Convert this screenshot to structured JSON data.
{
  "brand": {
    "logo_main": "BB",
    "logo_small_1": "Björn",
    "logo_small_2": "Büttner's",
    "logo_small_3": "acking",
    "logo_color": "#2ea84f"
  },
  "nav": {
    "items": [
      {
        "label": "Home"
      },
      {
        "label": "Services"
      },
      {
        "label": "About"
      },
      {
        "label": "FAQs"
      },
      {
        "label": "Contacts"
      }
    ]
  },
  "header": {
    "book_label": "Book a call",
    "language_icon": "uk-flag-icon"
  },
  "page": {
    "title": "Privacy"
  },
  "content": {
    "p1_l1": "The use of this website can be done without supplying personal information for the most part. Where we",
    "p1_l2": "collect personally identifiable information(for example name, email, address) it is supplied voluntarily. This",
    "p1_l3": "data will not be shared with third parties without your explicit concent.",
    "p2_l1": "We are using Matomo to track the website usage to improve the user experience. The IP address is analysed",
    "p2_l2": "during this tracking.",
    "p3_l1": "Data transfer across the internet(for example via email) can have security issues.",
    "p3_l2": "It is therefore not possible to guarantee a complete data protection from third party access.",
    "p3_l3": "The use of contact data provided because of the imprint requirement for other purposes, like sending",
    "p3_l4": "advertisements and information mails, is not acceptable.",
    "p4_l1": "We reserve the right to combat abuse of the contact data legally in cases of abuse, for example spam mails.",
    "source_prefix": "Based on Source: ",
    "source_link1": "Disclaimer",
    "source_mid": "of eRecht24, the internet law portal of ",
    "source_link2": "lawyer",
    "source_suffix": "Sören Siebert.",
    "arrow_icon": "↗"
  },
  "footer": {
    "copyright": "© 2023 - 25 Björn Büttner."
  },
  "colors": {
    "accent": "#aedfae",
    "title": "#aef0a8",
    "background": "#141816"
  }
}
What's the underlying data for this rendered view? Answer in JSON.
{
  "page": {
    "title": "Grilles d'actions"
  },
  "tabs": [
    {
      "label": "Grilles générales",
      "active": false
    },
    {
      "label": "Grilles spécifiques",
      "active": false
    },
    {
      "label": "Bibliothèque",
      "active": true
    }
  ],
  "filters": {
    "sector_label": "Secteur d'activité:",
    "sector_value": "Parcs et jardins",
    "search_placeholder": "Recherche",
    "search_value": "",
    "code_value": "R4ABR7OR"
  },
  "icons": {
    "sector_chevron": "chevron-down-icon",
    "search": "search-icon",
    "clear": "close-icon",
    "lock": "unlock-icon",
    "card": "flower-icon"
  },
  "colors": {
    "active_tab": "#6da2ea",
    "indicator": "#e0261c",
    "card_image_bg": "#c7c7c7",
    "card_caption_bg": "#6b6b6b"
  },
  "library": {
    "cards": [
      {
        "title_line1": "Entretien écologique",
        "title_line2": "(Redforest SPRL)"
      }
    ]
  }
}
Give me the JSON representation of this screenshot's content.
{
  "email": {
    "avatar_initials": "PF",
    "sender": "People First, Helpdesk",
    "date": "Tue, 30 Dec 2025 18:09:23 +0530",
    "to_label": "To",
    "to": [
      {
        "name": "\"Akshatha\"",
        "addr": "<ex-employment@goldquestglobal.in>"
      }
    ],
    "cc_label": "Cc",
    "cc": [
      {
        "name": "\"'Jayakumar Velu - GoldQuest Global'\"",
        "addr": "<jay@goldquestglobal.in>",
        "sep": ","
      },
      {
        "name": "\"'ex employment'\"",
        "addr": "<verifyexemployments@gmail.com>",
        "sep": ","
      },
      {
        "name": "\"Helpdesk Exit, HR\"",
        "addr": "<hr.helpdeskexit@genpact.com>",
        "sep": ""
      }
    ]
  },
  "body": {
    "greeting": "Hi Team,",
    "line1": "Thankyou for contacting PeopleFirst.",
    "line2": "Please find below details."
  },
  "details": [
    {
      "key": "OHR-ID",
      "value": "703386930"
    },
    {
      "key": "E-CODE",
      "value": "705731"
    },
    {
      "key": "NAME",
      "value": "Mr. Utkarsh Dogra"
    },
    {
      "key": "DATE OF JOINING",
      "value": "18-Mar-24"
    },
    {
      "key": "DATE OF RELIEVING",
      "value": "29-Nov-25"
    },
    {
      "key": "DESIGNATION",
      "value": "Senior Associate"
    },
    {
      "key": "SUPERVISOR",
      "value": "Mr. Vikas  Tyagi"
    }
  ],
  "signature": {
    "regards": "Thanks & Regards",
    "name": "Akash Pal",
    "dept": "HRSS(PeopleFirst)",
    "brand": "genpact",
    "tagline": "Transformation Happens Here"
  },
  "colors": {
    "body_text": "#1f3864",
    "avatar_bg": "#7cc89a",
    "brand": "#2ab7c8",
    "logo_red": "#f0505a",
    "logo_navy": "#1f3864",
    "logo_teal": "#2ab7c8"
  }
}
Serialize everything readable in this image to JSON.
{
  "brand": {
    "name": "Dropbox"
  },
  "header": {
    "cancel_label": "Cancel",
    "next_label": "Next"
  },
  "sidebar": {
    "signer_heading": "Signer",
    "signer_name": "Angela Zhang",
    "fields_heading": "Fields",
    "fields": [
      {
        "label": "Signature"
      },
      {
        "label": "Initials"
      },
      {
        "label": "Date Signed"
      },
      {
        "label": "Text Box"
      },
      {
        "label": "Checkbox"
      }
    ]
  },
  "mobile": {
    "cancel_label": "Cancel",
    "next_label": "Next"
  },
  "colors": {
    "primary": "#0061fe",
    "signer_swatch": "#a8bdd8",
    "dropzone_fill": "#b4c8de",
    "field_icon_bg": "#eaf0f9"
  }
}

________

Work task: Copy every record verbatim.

Solution below:
Convert this screenshot to structured JSON data.
{
  "brand": {
    "logo_main": "BB",
    "logo_small_1": "Björn",
    "logo_small_2": "Büttner's",
    "logo_small_3": "acking",
    "logo_color": "#2ea84f"
  },
  "nav": {
    "items": [
      {
        "label": "Home"
      },
      {
        "label": "Services"
      },
      {
        "label": "About"
      },
      {
        "label": "FAQs"
      },
      {
        "label": "Contacts"
      }
    ]
  },
  "header": {
    "book_label": "Book a call",
    "language_icon": "uk-flag-icon"
  },
  "page": {
    "title": "Privacy"
  },
  "content": {
    "p1_l1": "The use of this website can be done without supplying personal information for the most part. Where we",
    "p1_l2": "collect personally identifiable information(for example name, email, address) it is supplied voluntarily. This",
    "p1_l3": "data will not be shared with third parties without your explicit concent.",
    "p2_l1": "We are using Matomo to track the website usage to improve the user experience. The IP address is analysed",
    "p2_l2": "during this tracking.",
    "p3_l1": "Data transfer across the internet(for example via email) can have security issues.",
    "p3_l2": "It is therefore not possible to guarantee a complete data protection from third party access.",
    "p3_l3": "The use of contact data provided because of the imprint requirement for other purposes, like sending",
    "p3_l4": "advertisements and information mails, is not acceptable.",
    "p4_l1": "We reserve the right to combat abuse of the contact data legally in cases of abuse, for example spam mails.",
    "source_prefix": "Based on Source: ",
    "source_link1": "Disclaimer",
    "source_mid": "of eRecht24, the internet law portal of ",
    "source_link2": "lawyer",
    "source_suffix": "Sören Siebert.",
    "arrow_icon": "↗"
  },
  "footer": {
    "copyright": "© 2023 - 25 Björn Büttner."
  },
  "colors": {
    "accent": "#aedfae",
    "title": "#aef0a8",
    "background": "#141816"
  }
}
What's the underlying data for this rendered view? Answer in JSON.
{
  "page": {
    "title": "Grilles d'actions"
  },
  "tabs": [
    {
      "label": "Grilles générales",
      "active": false
    },
    {
      "label": "Grilles spécifiques",
      "active": false
    },
    {
      "label": "Bibliothèque",
      "active": true
    }
  ],
  "filters": {
    "sector_label": "Secteur d'activité:",
    "sector_value": "Parcs et jardins",
    "search_placeholder": "Recherche",
    "search_value": "",
    "code_value": "R4ABR7OR"
  },
  "icons": {
    "sector_chevron": "chevron-down-icon",
    "search": "search-icon",
    "clear": "close-icon",
    "lock": "unlock-icon",
    "card": "flower-icon"
  },
  "colors": {
    "active_tab": "#6da2ea",
    "indicator": "#e0261c",
    "card_image_bg": "#c7c7c7",
    "card_caption_bg": "#6b6b6b"
  },
  "library": {
    "cards": [
      {
        "title_line1": "Entretien écologique",
        "title_line2": "(Redforest SPRL)"
      }
    ]
  }
}
Give me the JSON representation of this screenshot's content.
{
  "email": {
    "avatar_initials": "PF",
    "sender": "People First, Helpdesk",
    "date": "Tue, 30 Dec 2025 18:09:23 +0530",
    "to_label": "To",
    "to": [
      {
        "name": "\"Akshatha\"",
        "addr": "<ex-employment@goldquestglobal.in>"
      }
    ],
    "cc_label": "Cc",
    "cc": [
      {
        "name": "\"'Jayakumar Velu - GoldQuest Global'\"",
        "addr": "<jay@goldquestglobal.in>",
        "sep": ","
      },
      {
        "name": "\"'ex employment'\"",
        "addr": "<verifyexemployments@gmail.com>",
        "sep": ","
      },
      {
        "name": "\"Helpdesk Exit, HR\"",
        "addr": "<hr.helpdeskexit@genpact.com>",
        "sep": ""
      }
    ]
  },
  "body": {
    "greeting": "Hi Team,",
    "line1": "Thankyou for contacting PeopleFirst.",
    "line2": "Please find below details."
  },
  "details": [
    {
      "key": "OHR-ID",
      "value": "703386930"
    },
    {
      "key": "E-CODE",
      "value": "705731"
    },
    {
      "key": "NAME",
      "value": "Mr. Utkarsh Dogra"
    },
    {
      "key": "DATE OF JOINING",
      "value": "18-Mar-24"
    },
    {
      "key": "DATE OF RELIEVING",
      "value": "29-Nov-25"
    },
    {
      "key": "DESIGNATION",
      "value": "Senior Associate"
    },
    {
      "key": "SUPERVISOR",
      "value": "Mr. Vikas  Tyagi"
    }
  ],
  "signature": {
    "regards": "Thanks & Regards",
    "name": "Akash Pal",
    "dept": "HRSS(PeopleFirst)",
    "brand": "genpact",
    "tagline": "Transformation Happens Here"
  },
  "colors": {
    "body_text": "#1f3864",
    "avatar_bg": "#7cc89a",
    "brand": "#2ab7c8",
    "logo_red": "#f0505a",
    "logo_navy": "#1f3864",
    "logo_teal": "#2ab7c8"
  }
}
Serialize everything readable in this image to JSON.
{
  "brand": {
    "name": "Dropbox"
  },
  "header": {
    "cancel_label": "Cancel",
    "next_label": "Next"
  },
  "sidebar": {
    "signer_heading": "Signer",
    "signer_name": "Angela Zhang",
    "fields_heading": "Fields",
    "fields": [
      {
        "label": "Signature"
      },
      {
        "label": "Initials"
      },
      {
        "label": "Date Signed"
      },
      {
        "label": "Text Box"
      },
      {
        "label": "Checkbox"
      }
    ]
  },
  "mobile": {
    "cancel_label": "Cancel",
    "next_label": "Next"
  },
  "colors": {
    "primary": "#0061fe",
    "signer_swatch": "#a8bdd8",
    "dropzone_fill": "#b4c8de",
    "field_icon_bg": "#eaf0f9"
  }
}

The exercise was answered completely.